6 Tips for Getting a Portrait Likeness

Here are some tips and tricks for beginning portrait painters to get a likeness in your portrait work. I hope you will find these 6 tips useful. I’ve added some images from the history art for inspiration. They include some of my favourite portrait artists such as Gunn, and Van Dyck. Wasn’t it Sargent who described a portrait as "a likeness in which there is something wrong about the mouth.”  Getting a likeness has always been tricky. Some artists seem to be able to get it with a few brush strokes, while others battle on until they get it right. And what about the artists’ interpretation? We all see ourselves and perhaps each other in a different way. A ‘likeness’ is an elusive thing. 

Anyway, enough musing on the subject. Here are 6 tips to get you started towards the holy grail of portrait likeness. 


Before your start look at your model and make some mental notes of the unique characteristics you that you feel stand out. A particularly long face, a pouty mouth, sad eyes, raven black hair, a crooked nose.  Look carefully and explore the face in front of you (without making the sitter feel uncomfortable if you are working from life). 

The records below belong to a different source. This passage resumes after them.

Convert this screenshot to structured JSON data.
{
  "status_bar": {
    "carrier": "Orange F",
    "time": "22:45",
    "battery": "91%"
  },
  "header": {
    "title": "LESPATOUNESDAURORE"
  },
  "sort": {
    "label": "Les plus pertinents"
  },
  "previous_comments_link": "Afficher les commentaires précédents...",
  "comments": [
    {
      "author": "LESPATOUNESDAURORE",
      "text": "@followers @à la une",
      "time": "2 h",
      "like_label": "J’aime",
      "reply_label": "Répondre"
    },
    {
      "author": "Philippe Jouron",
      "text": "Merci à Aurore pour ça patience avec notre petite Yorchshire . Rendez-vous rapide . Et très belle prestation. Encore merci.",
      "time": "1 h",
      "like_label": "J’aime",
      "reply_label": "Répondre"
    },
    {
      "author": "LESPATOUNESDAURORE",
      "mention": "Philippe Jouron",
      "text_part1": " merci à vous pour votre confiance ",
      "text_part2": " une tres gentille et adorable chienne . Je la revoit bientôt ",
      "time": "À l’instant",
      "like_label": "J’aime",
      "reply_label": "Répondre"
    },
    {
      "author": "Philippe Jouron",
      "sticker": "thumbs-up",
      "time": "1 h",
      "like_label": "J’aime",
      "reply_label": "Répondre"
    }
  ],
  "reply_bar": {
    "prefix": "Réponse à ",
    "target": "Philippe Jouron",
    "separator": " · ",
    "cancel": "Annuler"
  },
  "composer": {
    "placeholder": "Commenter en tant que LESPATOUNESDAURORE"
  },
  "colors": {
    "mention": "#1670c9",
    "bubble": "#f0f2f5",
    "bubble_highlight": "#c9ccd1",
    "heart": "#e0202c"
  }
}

Anthony van Dyck, Portrait of Thomas Howard, 1585


Consider a painted portrait in the same way as you would consider a landscape or a still life: shape, form, value, colour. It's not a nose you're painting, it's a shape, it has planes, form, values and chroma. 
(learn more about colour and chroma in this article)

Velazquez, Portrait of Maria Teresa, Infanta of Spain, 1651–54


Check Angles with a brush or stick. Consider that jawline as if it is the hand of clock (10 o’clock) and compare the angle in your painting with your model. A small adjustment in angles can make a big difference.

John Singer Sargent, Portrait of Vernon Lee, 1881


Practice fast sketches in oils, pencil or any medium you like. Quick works force you to look for big forms. They might not be perfect but they sure train your skills.

Miriam Escofet, An Angle at my Table, 2018. BP Portrait Award winner 2018 (detail).


Take your time. A likeness can sometimes depend on that particular turn of the mouth, that eyebrow raised, that twinkle in the eye. Take your time and those little details will get there too.
(read also: Slow Down Perfectionist)

Julian Merrow-Smith, Self Portrait (detail), oil on linen, 26x22cm. BP Portrait Award Exhibition 2017


Get into fine details only in the last painting stages: that perfect fold of the eye, the eye colour, the curve of the lip, the nostril; leave it till last. Leave it till when you know for sure that they are in the right place. A sculptor would never start with the eyes - she needs a structure first.

Sophie Ploeg oil painting brushes

Want to Practice Your Portrait Painting and Get Constructive Feedback?

Sophie Ploeg Blog How to paint

Would you like to practice your portraiture work and get personal in-depth feedback? Join Sophie's Online Art School and join in regular online group workshops, get access to the Members' Corner and so much more. Find out more about Sophie's Art School here.

Featured image top: Sir Herbert James Gunn, R.A., PORTRAIT OF THE ARTIST'S WIFE

Share this post with your friends ...
Email this to someone
Share on Facebook
Tweet about this on Twitter
Pin on Pinterest

Join the Mailing List

Join the list for regular blog updates, arty bits and pieces and all the latest studio news.

Your email will never be used for spam and you can unsubscribe at any time. See also my Privacy Policy.

Leave a Comment

Your email address will not be published. Required fields are marked *

This site uses Akismet to reduce spam. Learn how your comment data is processed.

Scroll to Top